RACINE — A physician accused of stalking an ex-girlfriend now is charged with 61 counts of felony drug distribution, alleged to have been over-prescribing Adderall, oxycodone and weight-loss drugs.
Dr. Nedal Mejalli, 57, of Racine, was a family practice doctor and a hospitalist for Froedtert South until spring 2019 when he was charged with stalking a 22-year-old woman who worked as a certified nursing assistant at Froedtert Kenosha Hospital, 6308 Eighth Ave.
The woman in that case told police she had been in a consensual relationship with Mejalli in 2018, but said he had been stalking her and harassing her since a breakup.
The criminal charges were filed in March 2019 after he was alleged to have approached the woman in the hospital cafeteria and threatened to kill her.
According to the criminal complaint for the new charges, the drug investigation began at about the same time as police were investigating the stalking complaint.
The complaint states that the federal Drug Enforcement Administration began investigating “suspicious prescribing practices” by Mejalli in February 2019 based on information received from the Wisconsin Department of Justice.
Among the people named in the complaint for the drug charges is the same woman named as the victim in the stalking case. She told a federal investigator and a Kenosha police detective that Mejalli “regularly took Adderall with vodka and kept Adderall in his pockets.”

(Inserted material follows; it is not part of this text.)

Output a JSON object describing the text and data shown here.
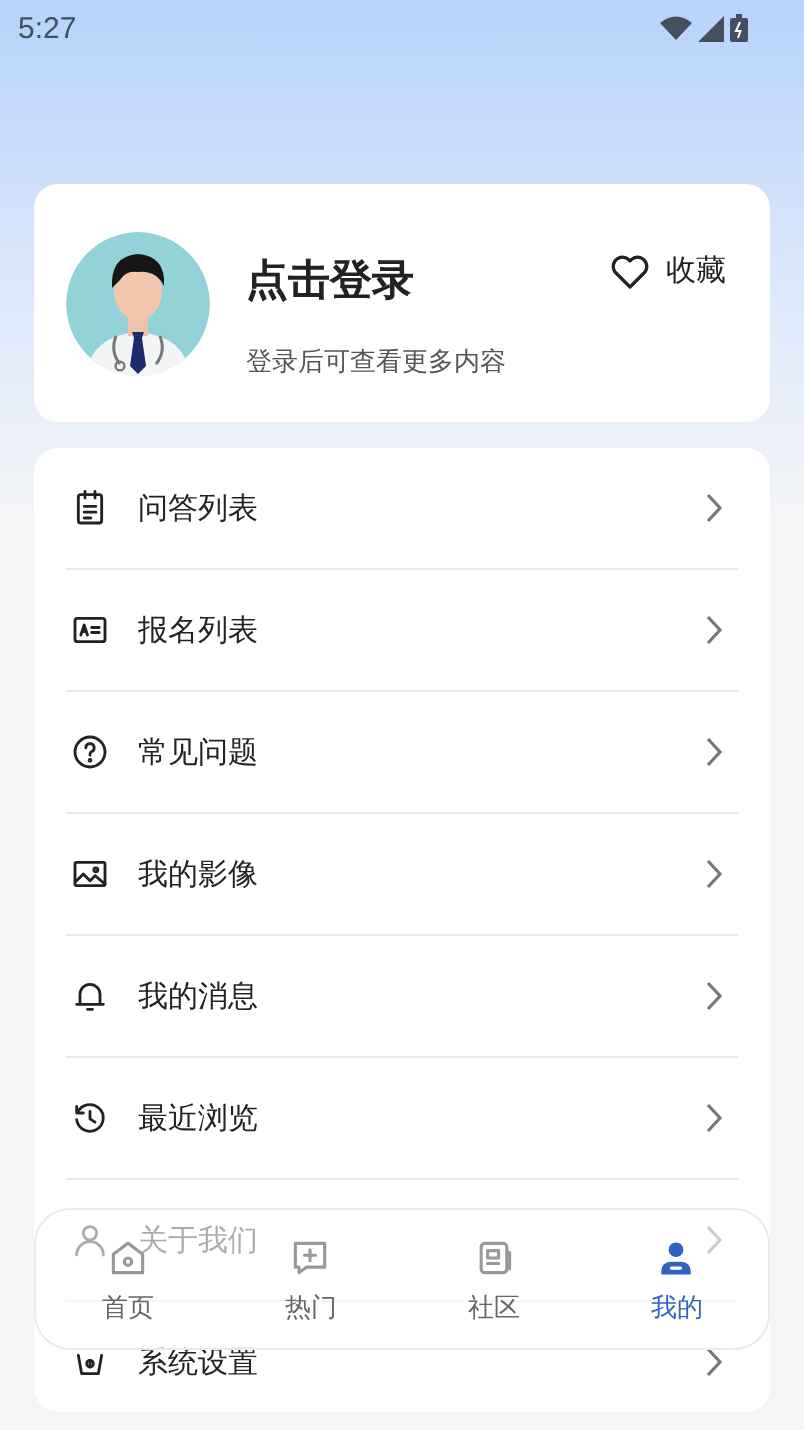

The criminal counts in the complaint are related to prescriptions allegedly written to three other women. One of the three said she was a heroin and prescription painkiller addict who met Mejalli when she was a dancer at a strip club, telling investigators he wrote her prescriptions and would send a man to bring her pills when she was “dope sick.”
The attorney representing Mejalli on the drug charges could not be reached for comment.
The complaint cites three women who allegedly received prescription drugs from Mejalli, including the dancer and two women who were health care workers.
One woman, named in 27 counts, told investigators she worked as a medical assistant for Mejalli and that he offered her Adderall to help her with studying at school.
She was prescribed Adderall from 2014 through 2018, although she had never been diagnosed with any medical condition requiring the drug.
The woman told investigators “she knew it wasn’t OK” to be prescribed Adderall and that she should not have been taking the medication.
Another woman told investigators she had worked with Mejalli when he was employed by Aurora Healthcare in Racine, then moved with him to Froedtert South sometime in 2012 or 2013, when he was “asked to leave” his job with Aurora.
According to the complaint, she received at least 31 prescriptions from Mejalli between 2014 and 2019, mostly for Adderall but also for a weight-loss drug, a sleep medication and oxycodone.
There was no record of any office visits or diagnoses for any of the prescriptions. That woman told investigators Mejalli authorized the prescriptions at her request and that she did not believe it was problematic.
A third woman named as receiving prescriptions from Mejalli told investigators she met Mejalli when she was a dancer at On the Border strip club, and that for two months she and her daughter lived with Mejalli.
“(She) explained that she was addicted to heroin and prescription opioids for the entirety of her association with the defendant,” the complaint states.
“She stated that the defendant was well aware of her addiction because she would often get ‘dope sick,’ and she would request prescriptions from the defendant when that happened.”
The complaint states that Mejalli wrote a prescription for 120 30-millgram pills of oxycodone for the woman, but Walgreens refused to fill it because of the number of pills. After the pharmacist called Mejalli with her concerns, he told the pharmacist to fill the prescription for 30 pills.
The woman told investigators she would call Mejalli when she was “dope sick,” and he would have a man bring her five opioid painkillers at a time.
She told investigators “the defendant was an ‘Adderall popper’ and that she was aware that the defendant would prescribe Adderall to others and then request kickbacks from those prescriptions to get his pills.”
Also included in the complaint is a man who told investigators he met Mejalli when the man was working as part of a cleaning crew at an Aurora medical office in the 1990s. Later, he ran into Mejalli while playing golf.
On the golf course, the man said Mejalli offered to write him prescriptions for oxycodone to help with chronic pain and for Adderall “so he would be better at golf” and “be more productive.”
He said Mejalli would then ask him to give back some of the pills for Mejalli to take himself.
The man told investigators “he began to feel taken advantage of by the defendant, who began calling him three to four times a week to drive him around when he was drunk.”
He said he stopped seeing Mejalli because the doctor began discussing the man’s undocumented status with others.
“(He) stated that he felt threatened by this and that he believed he needed to keep quiet about what the defendant was doing so that he would not be deported.”
Tom Duncan, vice president and chief operating officer at Froedtert South, said Mejalli worked for the hospital system from August 2010 through March 2019. He said he could not comment on personnel matters beyond giving Mejalli’s dates of employment.
Mejalli is expected to appear in court for a preliminary hearing on Jan. 23 on the drug charges. He is scheduled to go to trial on the stalking charge in June.